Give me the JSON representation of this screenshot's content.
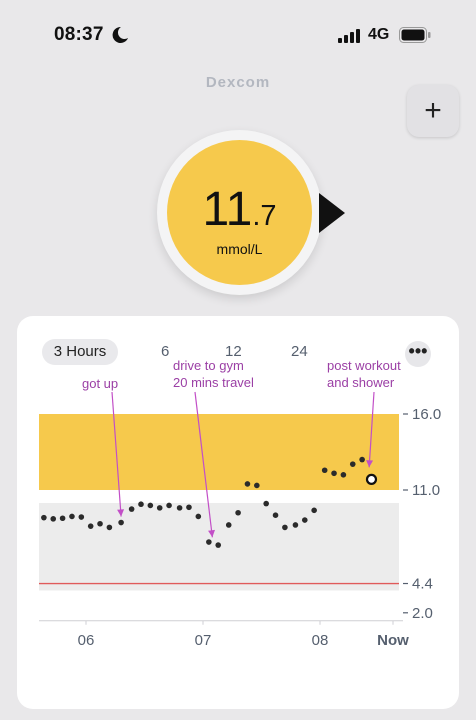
{
  "status_bar": {
    "time": "08:37",
    "network": "4G"
  },
  "brand": "Dexcom",
  "add_button_label": "+",
  "reading": {
    "value_int": "11",
    "value_dec": ".7",
    "unit": "mmol/L",
    "color": "#f6c94c"
  },
  "tabs": [
    "3 Hours",
    "6",
    "12",
    "24"
  ],
  "more_label": "•••",
  "chart_data": {
    "type": "scatter",
    "x_labels": [
      "06",
      "07",
      "08",
      "Now"
    ],
    "y_ticks": [
      16.0,
      11.0,
      4.4,
      2.0
    ],
    "y_tick_labels": [
      "16.0",
      "11.0",
      "4.4",
      "2.0"
    ],
    "high_range": [
      11.0,
      16.0
    ],
    "low_threshold": 4.4,
    "colors": {
      "high": "#f6c94c",
      "target": "#ececec",
      "low_line": "#e05a5a",
      "point": "#2b2b2b",
      "annotation": "#c24fc7"
    },
    "points": [
      [
        0.14,
        9.8
      ],
      [
        0.22,
        9.7
      ],
      [
        0.3,
        9.75
      ],
      [
        0.38,
        9.9
      ],
      [
        0.46,
        9.85
      ],
      [
        0.54,
        9.1
      ],
      [
        0.62,
        9.3
      ],
      [
        0.7,
        9.0
      ],
      [
        0.8,
        9.4
      ],
      [
        0.89,
        10.5
      ],
      [
        0.97,
        10.9
      ],
      [
        1.05,
        10.8
      ],
      [
        1.13,
        10.6
      ],
      [
        1.21,
        10.8
      ],
      [
        1.3,
        10.6
      ],
      [
        1.38,
        10.65
      ],
      [
        1.46,
        9.9
      ],
      [
        1.55,
        7.8
      ],
      [
        1.63,
        7.55
      ],
      [
        1.72,
        9.2
      ],
      [
        1.8,
        10.2
      ],
      [
        1.88,
        11.4
      ],
      [
        1.96,
        11.3
      ],
      [
        2.04,
        10.95
      ],
      [
        2.12,
        10.0
      ],
      [
        2.2,
        9.0
      ],
      [
        2.29,
        9.2
      ],
      [
        2.37,
        9.6
      ],
      [
        2.45,
        10.4
      ],
      [
        2.54,
        12.3
      ],
      [
        2.62,
        12.1
      ],
      [
        2.7,
        12.0
      ],
      [
        2.78,
        12.7
      ],
      [
        2.86,
        13.0
      ]
    ],
    "current": [
      2.94,
      11.7
    ],
    "annotations": [
      {
        "lines": [
          "got up"
        ],
        "target": [
          0.8,
          9.4
        ]
      },
      {
        "lines": [
          "drive to gym",
          "20 mins travel"
        ],
        "target": [
          1.58,
          7.7
        ]
      },
      {
        "lines": [
          "post workout",
          "and shower"
        ],
        "target": [
          2.92,
          12.1
        ]
      }
    ]
  }
}
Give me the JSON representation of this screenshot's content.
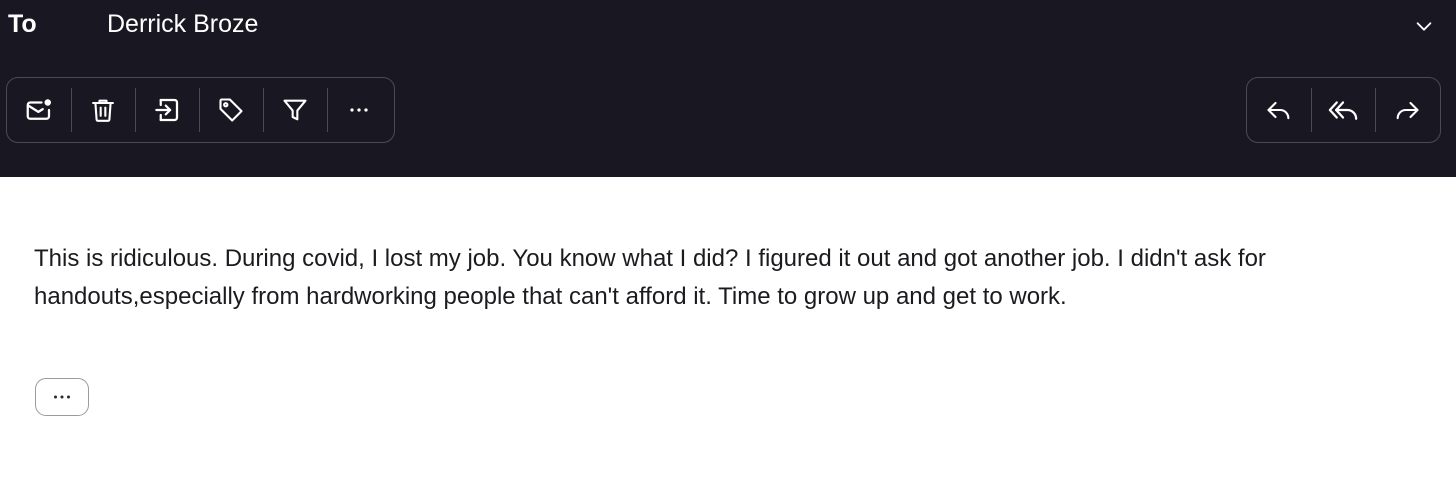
{
  "header": {
    "to_label": "To",
    "recipient": "Derrick Broze",
    "expand_icon": "chevron-down-icon"
  },
  "toolbar_left": [
    {
      "icon": "mark-unread-icon"
    },
    {
      "icon": "trash-icon"
    },
    {
      "icon": "move-to-folder-icon"
    },
    {
      "icon": "tag-icon"
    },
    {
      "icon": "filter-icon"
    },
    {
      "icon": "more-horizontal-icon"
    }
  ],
  "toolbar_right": [
    {
      "icon": "reply-icon"
    },
    {
      "icon": "reply-all-icon"
    },
    {
      "icon": "forward-icon"
    }
  ],
  "message": {
    "body": "This is ridiculous. During covid, I lost my job. You know what I did? I figured it out and got another job. I didn't ask for handouts,especially from hardworking people that can't afford it. Time to grow up and get to work.",
    "show_more_icon": "more-horizontal-icon"
  },
  "colors": {
    "header_bg": "#191822",
    "border": "#4a4958",
    "icon": "#ffffff",
    "body_text": "#1b1b1f"
  }
}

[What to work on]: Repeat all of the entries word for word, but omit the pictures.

[Solution for this exercise]:
Give me the JSON representation of this screenshot's content.
{
  "status_bar": {
    "time": "08:37",
    "network": "4G"
  },
  "brand": "Dexcom",
  "add_button_label": "+",
  "reading": {
    "value_int": "11",
    "value_dec": ".7",
    "unit": "mmol/L",
    "color": "#f6c94c"
  },
  "tabs": [
    "3 Hours",
    "6",
    "12",
    "24"
  ],
  "more_label": "•••",
  "chart_data": {
    "type": "scatter",
    "x_labels": [
      "06",
      "07",
      "08",
      "Now"
    ],
    "y_ticks": [
      16.0,
      11.0,
      4.4,
      2.0
    ],
    "y_tick_labels": [
      "16.0",
      "11.0",
      "4.4",
      "2.0"
    ],
    "high_range": [
      11.0,
      16.0
    ],
    "low_threshold": 4.4,
    "colors": {
      "high": "#f6c94c",
      "target": "#ececec",
      "low_line": "#e05a5a",
      "point": "#2b2b2b",
      "annotation": "#c24fc7"
    },
    "points": [
      [
        0.14,
        9.8
      ],
      [
        0.22,
        9.7
      ],
      [
        0.3,
        9.75
      ],
      [
        0.38,
        9.9
      ],
      [
        0.46,
        9.85
      ],
      [
        0.54,
        9.1
      ],
      [
        0.62,
        9.3
      ],
      [
        0.7,
        9.0
      ],
      [
        0.8,
        9.4
      ],
      [
        0.89,
        10.5
      ],
      [
        0.97,
        10.9
      ],
      [
        1.05,
        10.8
      ],
      [
        1.13,
        10.6
      ],
      [
        1.21,
        10.8
      ],
      [
        1.3,
        10.6
      ],
      [
        1.38,
        10.65
      ],
      [
        1.46,
        9.9
      ],
      [
        1.55,
        7.8
      ],
      [
        1.63,
        7.55
      ],
      [
        1.72,
        9.2
      ],
      [
        1.8,
        10.2
      ],
      [
        1.88,
        11.4
      ],
      [
        1.96,
        11.3
      ],
      [
        2.04,
        10.95
      ],
      [
        2.12,
        10.0
      ],
      [
        2.2,
        9.0
      ],
      [
        2.29,
        9.2
      ],
      [
        2.37,
        9.6
      ],
      [
        2.45,
        10.4
      ],
      [
        2.54,
        12.3
      ],
      [
        2.62,
        12.1
      ],
      [
        2.7,
        12.0
      ],
      [
        2.78,
        12.7
      ],
      [
        2.86,
        13.0
      ]
    ],
    "current": [
      2.94,
      11.7
    ],
    "annotations": [
      {
        "lines": [
          "got up"
        ],
        "target": [
          0.8,
          9.4
        ]
      },
      {
        "lines": [
          "drive to gym",
          "20 mins travel"
        ],
        "target": [
          1.58,
          7.7
        ]
      },
      {
        "lines": [
          "post workout",
          "and shower"
        ],
        "target": [
          2.92,
          12.1
        ]
      }
    ]
  }
}
Give me the JSON representation of this screenshot's content.
{
  "header": {
    "to_label": "To",
    "recipient": "Derrick Broze",
    "expand_icon": "chevron-down-icon"
  },
  "toolbar_left": [
    {
      "icon": "mark-unread-icon"
    },
    {
      "icon": "trash-icon"
    },
    {
      "icon": "move-to-folder-icon"
    },
    {
      "icon": "tag-icon"
    },
    {
      "icon": "filter-icon"
    },
    {
      "icon": "more-horizontal-icon"
    }
  ],
  "toolbar_right": [
    {
      "icon": "reply-icon"
    },
    {
      "icon": "reply-all-icon"
    },
    {
      "icon": "forward-icon"
    }
  ],
  "message": {
    "body": "This is ridiculous. During covid, I lost my job. You know what I did? I figured it out and got another job. I didn't ask for handouts,especially from hardworking people that can't afford it. Time to grow up and get to work.",
    "show_more_icon": "more-horizontal-icon"
  },
  "colors": {
    "header_bg": "#191822",
    "border": "#4a4958",
    "icon": "#ffffff",
    "body_text": "#1b1b1f"
  }
}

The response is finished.